@Bhavik Mehta Feel free to PR a change to this file: https://github.com/leanprover/vscode-lean/blob/9a4400a1f3db57d0a25c1944812b0c2dc9ff2141/syntaxes/lean.json#L35 But I wouldn't highlight set: this occurs often as a non-tactic, e.g. in set α.

view this post on Zulip Ryan Lahfa (Apr 04 2020 at 14:31):

Indeed, it works when I use _, now I have this state:

context:
S : set ,
hnn : set.nonempty S,
hbdd : bdd_above S,
N : ,
_let_match :
  ( (x : ) (H : x  S), d (Sup S) x < 1 / (N + 1)) 
  ( (x : ) (H : x  S), d (Sup S) x  1 / (N + 1)),
x : ,
ha : x  S,
hb : d (Sup S) x < 1 / (N + 1)
  (H : x  S), d (Sup S) x  1 / (N + 1)

But the exists in front of this is strange? I'm not sure how I can combine ha/hb to finish

view this post on Zulip Bhavik Mehta (Apr 04 2020 at 14:32):

Gabriel Ebner said:

Bhavik Mehta Feel free to PR a change to this file: https://github.com/leanprover/vscode-lean/blob/9a4400a1f3db57d0a25c1944812b0c2dc9ff2141/syntaxes/lean.json#L35 But I wouldn't highlight set: this occurs often as a non-tactic, e.g. in set α.

Thanks! Ah yeah good point

view this post on Zulip Ryan Lahfa (Apr 04 2020 at 14:32):

have:  (N: ),  x  S, d (Sup S) x  1/(N + 1) := λ N,
  let  x, ha, hb  := (real.sup_dist_lt_eps S (1 / (N + 1)) (nat.one_div_pos_of_nat))
  in  x,  ha, le_of_lt hb  ,

This seems to work!

view this post on Zulip Ryan Lahfa (Apr 04 2020 at 14:34):

Thank you for the tip! I have seen symbols like , what does that mean? I see it in mathlib sometimes, but I didn't find any docs on it

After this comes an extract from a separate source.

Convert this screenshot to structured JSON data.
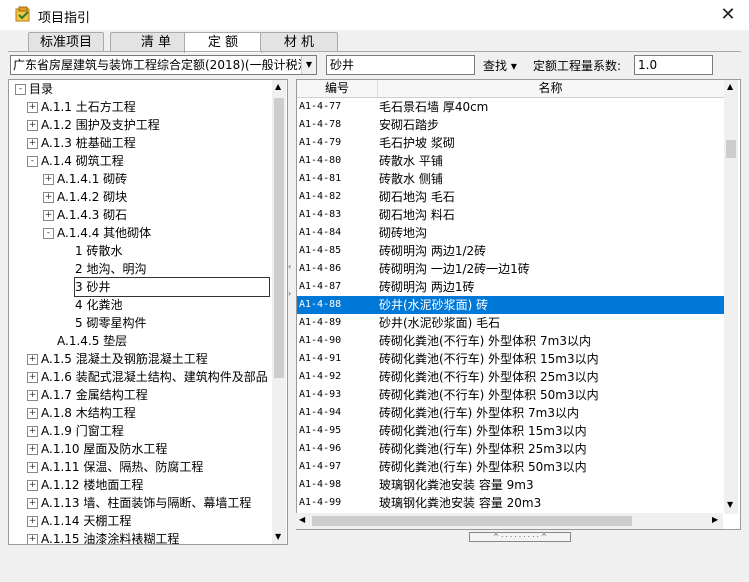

view this post on Zulip Reid Barton (Apr 04 2020 at 14:34):

ah, the dreaded "stupid triangle"

view this post on Zulip Patrick Massot (Apr 04 2020 at 14:36):

also known by its full name as the dreaded "I'm-sorry-but-I-don't-know-the-expected-type triangle".

view this post on Zulip Reid Barton (Apr 04 2020 at 14:37):

if p : P a and e : a = b then e ▸ p : P b, except it basically never manages to work out what P should be

view this post on Zulip Reid Barton (Apr 04 2020 at 14:37):

it's like a term-mode version of rw that rarely works

view this post on Zulip Ryan Lahfa (Apr 04 2020 at 14:37):

Oh okay

view this post on Zulip Patrick Massot (Apr 04 2020 at 14:38):

You get extra credit when you manage to use it in a proof.

view this post on Zulip Ryan Lahfa (Apr 04 2020 at 14:38):

Hahahaha

view this post on Zulip Kevin Buzzard (Apr 04 2020 at 14:44):

Good job for getting the term!

view this post on Zulip Kevin Buzzard (Apr 04 2020 at 14:46):

One thing to remember about the stupid triangle is that in contrast to tactic mode it has to be told all inputs , ie rw add_comm works but with the triangle you might have to put add_comm a b


Last updated: May 10 2021 at 08:14 UTC